RPM in pediatrics can prove especially valuable for continuous glucose monitoring (CGM) and monitoring of cardiovascular implantable devices. With CGM, glycemic levels in pediatric patients are closely monitored to shorten the length of hypoglycemic events in children. One study found that this type of CGM successfully prevented adverse health outcomes typically associated with hypoglycemic events, and families felt RPM was easy to use and understand. Some families also noted an added sense of comfort and security knowing there was a clinician team available 24/7 in case of an adverse event.
Researchers in a 2015 study found numerous benefits from using RPM to monitor pediatric patients with cardiovascular implantable devices. Throughout their study, 72 clinic visits were prevented, an average of nearly 2.5 hours of travel prevented, and 87% of families and young patients “were very satisfied when using remote monitoring to replace out-patient visits.” Researchers concluded that remote patient monitoring for the pediatric patients was a viable replacement for out-patient device checks.
Essential for Rural and Chronic Care Pediatric Patients
The challenges of accessing care rings true even more so for families living in rural areas. Children can grow uncomfortable quickly on long car rides, and scheduling issues often become complicated during the school year. Families with children with chronic conditions often require frequent care, resulting in the burden of constant traveling and stress.

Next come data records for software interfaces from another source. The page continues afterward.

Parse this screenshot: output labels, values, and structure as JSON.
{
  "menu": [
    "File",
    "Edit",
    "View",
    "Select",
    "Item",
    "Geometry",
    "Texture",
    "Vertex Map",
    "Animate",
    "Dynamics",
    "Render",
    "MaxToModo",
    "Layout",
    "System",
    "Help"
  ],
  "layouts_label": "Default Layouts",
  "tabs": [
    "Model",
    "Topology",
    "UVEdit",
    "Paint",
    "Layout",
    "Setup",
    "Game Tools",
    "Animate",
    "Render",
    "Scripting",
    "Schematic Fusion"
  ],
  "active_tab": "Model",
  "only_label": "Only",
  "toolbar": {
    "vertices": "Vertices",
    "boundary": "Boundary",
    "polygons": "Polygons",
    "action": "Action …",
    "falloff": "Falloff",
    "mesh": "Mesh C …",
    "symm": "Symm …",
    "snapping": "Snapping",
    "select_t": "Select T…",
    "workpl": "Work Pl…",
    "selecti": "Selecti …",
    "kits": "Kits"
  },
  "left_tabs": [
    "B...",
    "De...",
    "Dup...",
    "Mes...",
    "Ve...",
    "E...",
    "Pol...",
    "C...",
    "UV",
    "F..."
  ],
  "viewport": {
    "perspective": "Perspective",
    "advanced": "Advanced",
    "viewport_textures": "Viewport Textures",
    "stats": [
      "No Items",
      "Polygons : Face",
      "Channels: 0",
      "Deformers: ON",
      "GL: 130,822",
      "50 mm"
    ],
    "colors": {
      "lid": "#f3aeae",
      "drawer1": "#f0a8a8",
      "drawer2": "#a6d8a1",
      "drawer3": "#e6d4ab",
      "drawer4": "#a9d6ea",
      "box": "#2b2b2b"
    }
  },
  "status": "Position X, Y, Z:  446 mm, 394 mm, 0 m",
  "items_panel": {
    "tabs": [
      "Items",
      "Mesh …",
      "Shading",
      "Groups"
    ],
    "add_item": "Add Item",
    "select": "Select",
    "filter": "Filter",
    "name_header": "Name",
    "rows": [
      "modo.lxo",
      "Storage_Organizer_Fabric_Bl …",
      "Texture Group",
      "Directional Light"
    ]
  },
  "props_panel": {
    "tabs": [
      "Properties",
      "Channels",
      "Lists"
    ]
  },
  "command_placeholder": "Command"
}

Approximately 14% of all children have a special health care need--chronic, physical, developmental, behavioral, or emotional conditions that require more frequent care. Most pediatric specialists and subspecialists are also located in more urban areas, leaving these families at a disadvantage with increasing costs and sacrifices. For example, in large states such as California, the number of these pediatric specialists and subspecialists are 80-90% lower in rural areas than cities such as San Francisco and Los Angeles. With 40 subspecialists for every 100,000 patients in rural areas compared to 134 for every 100,000 patients in urban areas, this scarcity puts a large proportion of pediatric patients in rural areas at a heightened disadvantage.
The University of Minnesota and Children’s Hospitals and Clinics of Minnesota ran the TeleFamilies Project, where 163 families of children with neurological impairment, heart conditions, and other conditions were recruited to participate in a randomized controlled trial. Families who participated in telehealth visits with a nurse practitioner prevented a total of 277 clinic visits and 27 ED visits over the course of the study. These video visits allowed for increased ease in care coordination and more involvement in other family members while video conferencing beyond just one caregiver of the pediatric patient.
Setting Up Pediatric Patients for Lifelong Success
RPM and telehealth in pediatric care can help young patients and families transform their care and engage in healthy behaviors that can leave an everlasting impact. Learning how to engage in one’s care earlier in life, especially for chronic conditions, can ensure children are equipped to manage their care efficiently in the future. As RPM and telehealth continue to permeate through the healthcare space, an increasing amount of pediatric patients and their families will see the benefits of telehealth: increased accessibility, peace of mind, optimized and improved care delivery.